- _EXERCISE INSTRUCTIONS_: Your task is to give the records again exactly. Leave each picture out.

• • • • •

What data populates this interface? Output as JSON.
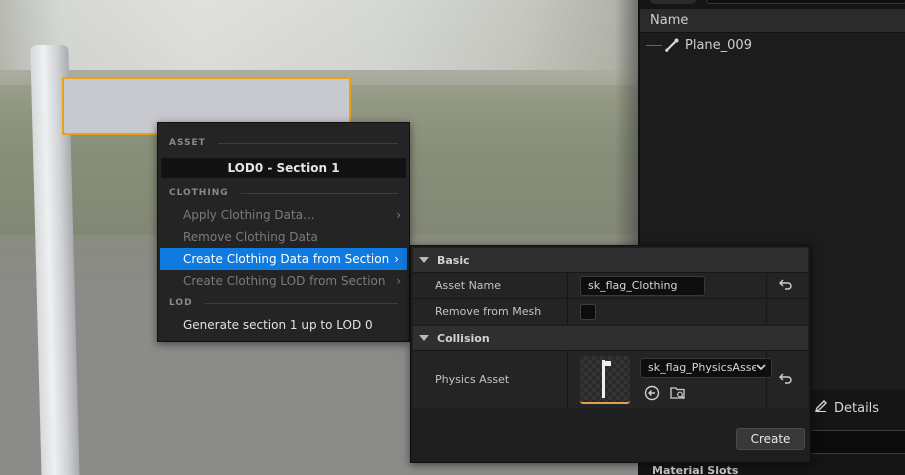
{
  "outliner": {
    "column_header": "Name",
    "items": [
      {
        "label": "Plane_009",
        "icon": "bone-icon"
      }
    ],
    "details_tab": "Details",
    "material_slots_label": "Material Slots"
  },
  "context_menu": {
    "section_asset": "ASSET",
    "asset_title": "LOD0 - Section 1",
    "section_clothing": "CLOTHING",
    "items": [
      {
        "label": "Apply Clothing Data...",
        "enabled": false,
        "submenu": true
      },
      {
        "label": "Remove Clothing Data",
        "enabled": false,
        "submenu": false
      },
      {
        "label": "Create Clothing Data from Section",
        "enabled": true,
        "submenu": true,
        "active": true
      },
      {
        "label": "Create Clothing LOD from Section",
        "enabled": false,
        "submenu": true
      }
    ],
    "section_lod": "LOD",
    "lod_item": "Generate section 1 up to LOD 0"
  },
  "create_panel": {
    "category_basic": "Basic",
    "asset_name_label": "Asset Name",
    "asset_name_value": "sk_flag_Clothing",
    "remove_from_mesh_label": "Remove from Mesh",
    "remove_from_mesh_checked": false,
    "category_collision": "Collision",
    "physics_asset_label": "Physics Asset",
    "physics_asset_value": "sk_flag_PhysicsAsset",
    "create_button": "Create"
  },
  "colors": {
    "selection_accent": "#0f7adf",
    "selection_outline": "#e8a218"
  }
}
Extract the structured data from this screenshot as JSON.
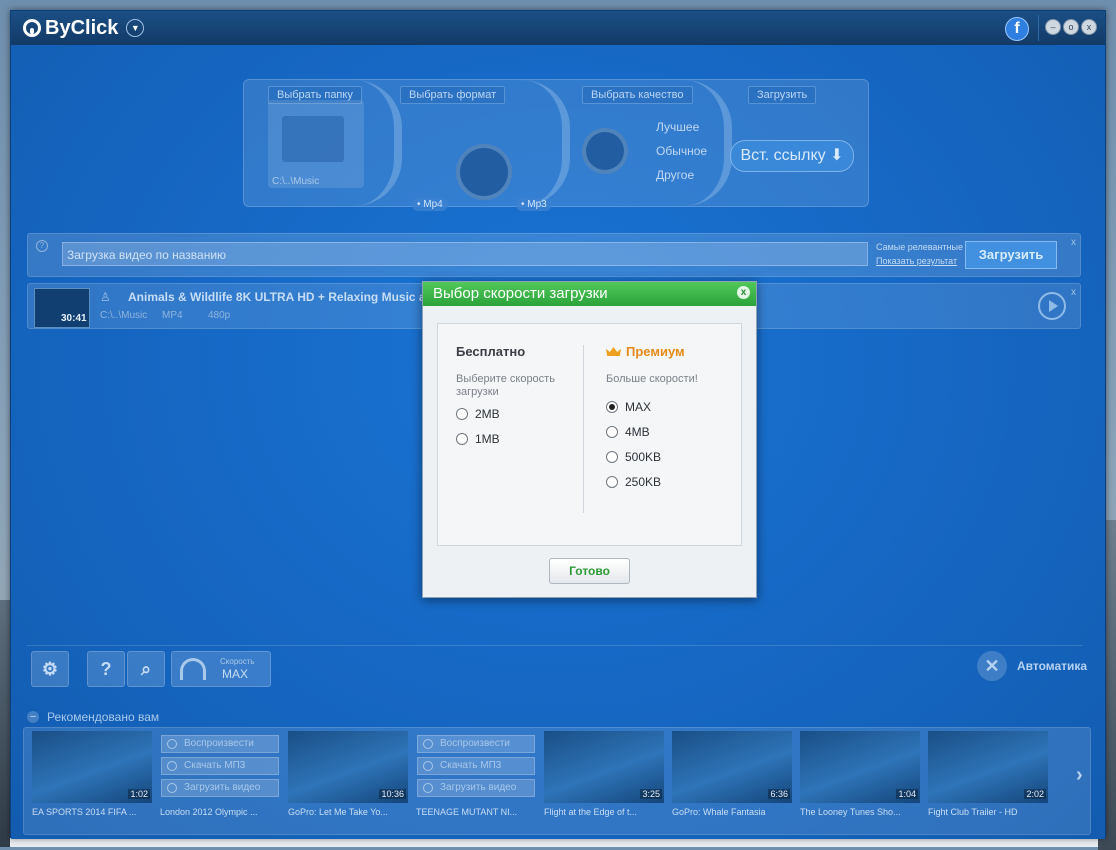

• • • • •

- _ANSWER TO THIS EXERCISE_:
What data populates this interface? Output as JSON.
{
  "outliner": {
    "column_header": "Name",
    "items": [
      {
        "label": "Plane_009",
        "icon": "bone-icon"
      }
    ],
    "details_tab": "Details",
    "material_slots_label": "Material Slots"
  },
  "context_menu": {
    "section_asset": "ASSET",
    "asset_title": "LOD0 - Section 1",
    "section_clothing": "CLOTHING",
    "items": [
      {
        "label": "Apply Clothing Data...",
        "enabled": false,
        "submenu": true
      },
      {
        "label": "Remove Clothing Data",
        "enabled": false,
        "submenu": false
      },
      {
        "label": "Create Clothing Data from Section",
        "enabled": true,
        "submenu": true,
        "active": true
      },
      {
        "label": "Create Clothing LOD from Section",
        "enabled": false,
        "submenu": true
      }
    ],
    "section_lod": "LOD",
    "lod_item": "Generate section 1 up to LOD 0"
  },
  "create_panel": {
    "category_basic": "Basic",
    "asset_name_label": "Asset Name",
    "asset_name_value": "sk_flag_Clothing",
    "remove_from_mesh_label": "Remove from Mesh",
    "remove_from_mesh_checked": false,
    "category_collision": "Collision",
    "physics_asset_label": "Physics Asset",
    "physics_asset_value": "sk_flag_PhysicsAsset",
    "create_button": "Create"
  },
  "colors": {
    "selection_accent": "#0f7adf",
    "selection_outline": "#e8a218"
  }
}
Extract the structured data from this screenshot as JSON.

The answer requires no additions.